What to Know About Pregnancy and Our Bodies
pregnancy body changes

pregnancy body changes

When we learned about pregnancy in general health class, it’s likely the details of the changes a woman’s body goes through and the various symptoms were glossed over. Pregnancy may only be 9 months long, but a lot happens in those 9 months, as well as before and after them. The good news is that so many women are starting the conversation now and opening up about these experiences a lot of us share. So, as women, what should we know about our bodies and pregnancy? We should definitely know more than the basics.


What happens to our bodies during pregnancy?

We all know the typical and obvious symptoms of pregnancy like missed periods and weight gain. But did you know that spotting can be a sign of pregnancy? Fatigue, breast tenderness, heightened sense of smell and taste and bloating are all also early signs of pregnancy. Here’s what other various bodily changes you can expect to go through during pregnancy:

  • Mood swings (caused by hormonal changes)
  • The infamous “morning sickness” AKA queasiness (not-so-fun fact: it doesn’t just occur in the morning for a lot of women.)
  • Headaches (likely caused by stress or caffeine withdrawal – drinking lots of water can help with this)
  • Digestive issues
  • Hormonal acne
  • Leg cramps
  • Sensitive gums (Did you know pregnancy can make you more prone to gum disease? Turns out, flossing really is important.)
  • Backaches 
  • Mild itchiness

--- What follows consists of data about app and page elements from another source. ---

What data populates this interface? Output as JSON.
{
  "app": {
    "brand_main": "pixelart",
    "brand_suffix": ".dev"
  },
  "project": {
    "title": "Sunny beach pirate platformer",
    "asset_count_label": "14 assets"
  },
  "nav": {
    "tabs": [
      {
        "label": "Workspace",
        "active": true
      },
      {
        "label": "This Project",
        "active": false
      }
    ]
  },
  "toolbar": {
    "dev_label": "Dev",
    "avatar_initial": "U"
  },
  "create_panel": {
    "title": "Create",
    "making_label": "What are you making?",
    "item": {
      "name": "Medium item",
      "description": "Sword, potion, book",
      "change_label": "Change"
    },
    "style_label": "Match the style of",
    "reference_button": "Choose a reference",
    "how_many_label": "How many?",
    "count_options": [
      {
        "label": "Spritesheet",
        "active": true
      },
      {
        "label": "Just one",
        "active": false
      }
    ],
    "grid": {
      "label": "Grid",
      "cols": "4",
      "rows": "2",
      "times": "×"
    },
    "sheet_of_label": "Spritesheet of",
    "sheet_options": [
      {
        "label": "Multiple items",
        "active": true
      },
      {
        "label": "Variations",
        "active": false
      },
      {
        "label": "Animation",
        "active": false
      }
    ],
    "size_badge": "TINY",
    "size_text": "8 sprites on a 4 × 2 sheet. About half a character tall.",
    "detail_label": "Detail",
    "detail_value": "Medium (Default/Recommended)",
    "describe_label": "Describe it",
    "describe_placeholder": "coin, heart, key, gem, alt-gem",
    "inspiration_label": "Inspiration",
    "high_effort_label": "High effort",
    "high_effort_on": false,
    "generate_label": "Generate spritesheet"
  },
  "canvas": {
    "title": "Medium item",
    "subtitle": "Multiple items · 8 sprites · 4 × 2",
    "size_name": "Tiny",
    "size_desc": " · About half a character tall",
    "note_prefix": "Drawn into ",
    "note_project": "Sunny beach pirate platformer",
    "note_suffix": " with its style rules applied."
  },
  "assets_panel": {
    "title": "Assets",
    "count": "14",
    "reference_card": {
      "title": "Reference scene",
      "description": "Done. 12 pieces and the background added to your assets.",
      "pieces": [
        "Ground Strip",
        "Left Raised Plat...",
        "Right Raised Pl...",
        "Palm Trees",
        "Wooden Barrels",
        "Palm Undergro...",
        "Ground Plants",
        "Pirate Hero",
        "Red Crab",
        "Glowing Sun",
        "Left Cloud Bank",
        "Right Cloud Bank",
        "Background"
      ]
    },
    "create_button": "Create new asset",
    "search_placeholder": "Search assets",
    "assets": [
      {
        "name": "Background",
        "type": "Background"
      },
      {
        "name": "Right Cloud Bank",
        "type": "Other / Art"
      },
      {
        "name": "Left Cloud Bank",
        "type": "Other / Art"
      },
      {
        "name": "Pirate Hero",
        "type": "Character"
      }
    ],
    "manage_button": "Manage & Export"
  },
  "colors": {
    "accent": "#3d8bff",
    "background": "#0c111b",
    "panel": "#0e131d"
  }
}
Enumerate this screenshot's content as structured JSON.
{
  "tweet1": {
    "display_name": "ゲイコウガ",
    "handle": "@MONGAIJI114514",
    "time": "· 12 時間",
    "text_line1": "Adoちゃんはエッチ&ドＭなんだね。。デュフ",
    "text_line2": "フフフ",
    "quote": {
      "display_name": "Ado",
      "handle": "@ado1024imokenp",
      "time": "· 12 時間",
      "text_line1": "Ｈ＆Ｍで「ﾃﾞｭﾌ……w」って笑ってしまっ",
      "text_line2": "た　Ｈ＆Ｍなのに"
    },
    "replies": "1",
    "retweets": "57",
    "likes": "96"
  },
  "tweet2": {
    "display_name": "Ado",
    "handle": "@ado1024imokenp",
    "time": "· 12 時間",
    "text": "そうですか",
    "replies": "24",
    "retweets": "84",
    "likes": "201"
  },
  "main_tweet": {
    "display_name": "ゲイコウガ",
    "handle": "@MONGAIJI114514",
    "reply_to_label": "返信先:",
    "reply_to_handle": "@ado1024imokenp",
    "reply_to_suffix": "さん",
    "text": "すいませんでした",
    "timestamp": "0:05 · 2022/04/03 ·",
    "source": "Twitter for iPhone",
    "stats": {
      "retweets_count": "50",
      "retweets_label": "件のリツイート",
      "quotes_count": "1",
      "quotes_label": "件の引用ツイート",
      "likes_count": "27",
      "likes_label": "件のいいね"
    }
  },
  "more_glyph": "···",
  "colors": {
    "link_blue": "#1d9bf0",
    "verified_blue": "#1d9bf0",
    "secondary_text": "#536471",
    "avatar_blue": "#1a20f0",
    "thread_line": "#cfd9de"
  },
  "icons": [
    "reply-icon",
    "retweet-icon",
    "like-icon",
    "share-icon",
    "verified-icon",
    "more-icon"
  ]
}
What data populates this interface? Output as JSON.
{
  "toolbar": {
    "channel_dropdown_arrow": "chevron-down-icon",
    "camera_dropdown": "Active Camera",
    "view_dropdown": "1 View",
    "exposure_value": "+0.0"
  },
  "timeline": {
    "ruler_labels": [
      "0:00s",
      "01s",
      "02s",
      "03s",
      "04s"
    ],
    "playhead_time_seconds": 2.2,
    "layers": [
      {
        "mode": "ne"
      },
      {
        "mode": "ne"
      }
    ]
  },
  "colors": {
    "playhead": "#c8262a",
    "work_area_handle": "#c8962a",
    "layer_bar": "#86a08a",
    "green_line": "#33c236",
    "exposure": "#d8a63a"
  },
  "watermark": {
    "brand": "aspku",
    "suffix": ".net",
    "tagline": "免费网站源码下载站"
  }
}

…just to name a few. No big deal, right? Pregnancy makes a lot of changes to your body and any of these symptoms can occur throughout. However, no need to panic. Many women feel the need to express how easy pregnancy can be due to all of the negative talk around it. For some women, it can be a very trying and difficult time and for others, it’s a breeze. Sometimes, it’s one experience for one pregnancy and another for the next! You never know what your exact symptoms will be, but it’s important to know what can happen and what’s “normal.” 


Is it hard or easy to get pregnant? How do I know if I’m infertile?

Becoming pregnant can be quite difficult for a lot of people, so it’s important to know that taking some time (even months) to fall pregnant is common. According to the Office on Women’s Health, infertility is defined as trying for a year or more to get pregnant and it’s also a common occurrence. If this is the case for you, you should check with your doctor to determine the cause. Did you know PCOS is the leading cause of infertility in women? But proper education means this doesn’t have to be discouraging. Infertility caused by PCOS is actually entirely manageable with an ovulation plan created by you and your doctor. This is why staying educated and advocating for our own health is important. It can change our lives.

The good news? Just as it can be difficult, it can also be incredibly easy to get pregnant. Some couples begin trying and are surprised to discover they’re pregnant the first time around! One experience isn’t any better or more normal than the other and it’s important to try to reduce your stress around getting pregnant as much as possible. Ironically, stress in your mind stresses out your body and can actually make it more difficult for you to get pregnant. 


When is the best time to get pregnant?

Fertility decreases with age, but there is no best age to get pregnant. You will, of course, be most fertile in your 20’s, but it’s entirely possible to have healthy babies in your 30’s and 40’s and we’re seeing it more and more often today. According to Healthline, fertility begins to decline around age 32 and speeds up around age 35. Older eggs make it more likely that your baby will have a health defect. However, perfectly healthy babies are possible even after 40! Making a proactive plan with your doctor will help ensure a healthy and safe pregnancy at any age.


Women’s Bodies After Birth

We often discuss and hear about our bodies during pregnancy, but not what happens to them and what changes occur internally and externally after birth. Being prepared for this is just as important as being prepared for your pregnancy body and your newborn baby. Some examples of these changes include:

  • Incontinence (this often is caused by pelvic floor issues that can be fixed and disposable, absorbent panties can help in the meantime)
  • Pelvic prolapse (when an organ shifts from its original position)
  • Scar pain

Along with accepting your body’s physical changes (like loose skin and changed appearance,) it’s important to take note of what you’re feeling and what internal symptoms you may have. Talk with your doctor if you’re experiencing anything that feels off and know that not only are a lot of these symptoms entirely normal, but they’re treatable. 


When it comes to our bodies and the changes they face before, during and after the exciting time of having a baby, it’s important to prepare for what’s ahead. That means learning the risks associated, the kind of out-there symptoms and the physical changes we may not want to think about, as well as all of the beautiful changes that come along. When it comes to our health, it’s better when we’re prepared.